%%

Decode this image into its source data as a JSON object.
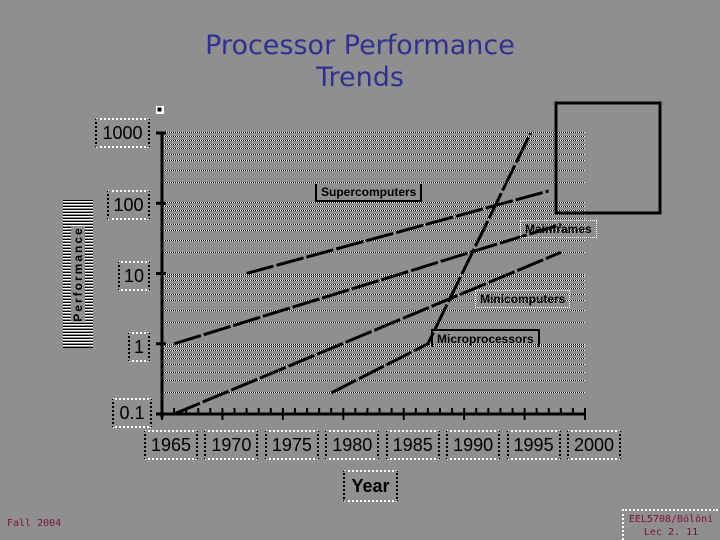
{
  "slide": {
    "title_line1": "Processor Performance",
    "title_line2": "Trends",
    "footer_left": "Fall 2004",
    "footer_right_line1": "EEL5708/Bölöni",
    "footer_right_line2": "Lec 2. 11"
  },
  "chart_data": {
    "type": "line",
    "title": "Processor Performance Trends",
    "xlabel": "Year",
    "ylabel": "Performance",
    "yscale": "log",
    "xlim": [
      1965,
      2000
    ],
    "ylim": [
      0.1,
      1000
    ],
    "x_ticks": [
      "1965",
      "1970",
      "1975",
      "1980",
      "1985",
      "1990",
      "1995",
      "2000"
    ],
    "y_ticks": [
      "1000",
      "100",
      "10",
      "1",
      "0.1"
    ],
    "grid": true,
    "series": [
      {
        "name": "Supercomputers",
        "points": [
          [
            1972,
            10
          ],
          [
            1997,
            150
          ]
        ]
      },
      {
        "name": "Mainframes",
        "points": [
          [
            1966,
            1
          ],
          [
            1998,
            50
          ]
        ]
      },
      {
        "name": "Minicomputers",
        "points": [
          [
            1966,
            0.1
          ],
          [
            1998,
            20
          ]
        ]
      },
      {
        "name": "Microprocessors",
        "points": [
          [
            1979,
            0.2
          ],
          [
            1987,
            1
          ],
          [
            1995.5,
            1000
          ]
        ]
      }
    ]
  }
}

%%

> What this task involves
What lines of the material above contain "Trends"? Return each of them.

> Response area
    "title_line2": "Trends",
    "title": "Processor Performance Trends",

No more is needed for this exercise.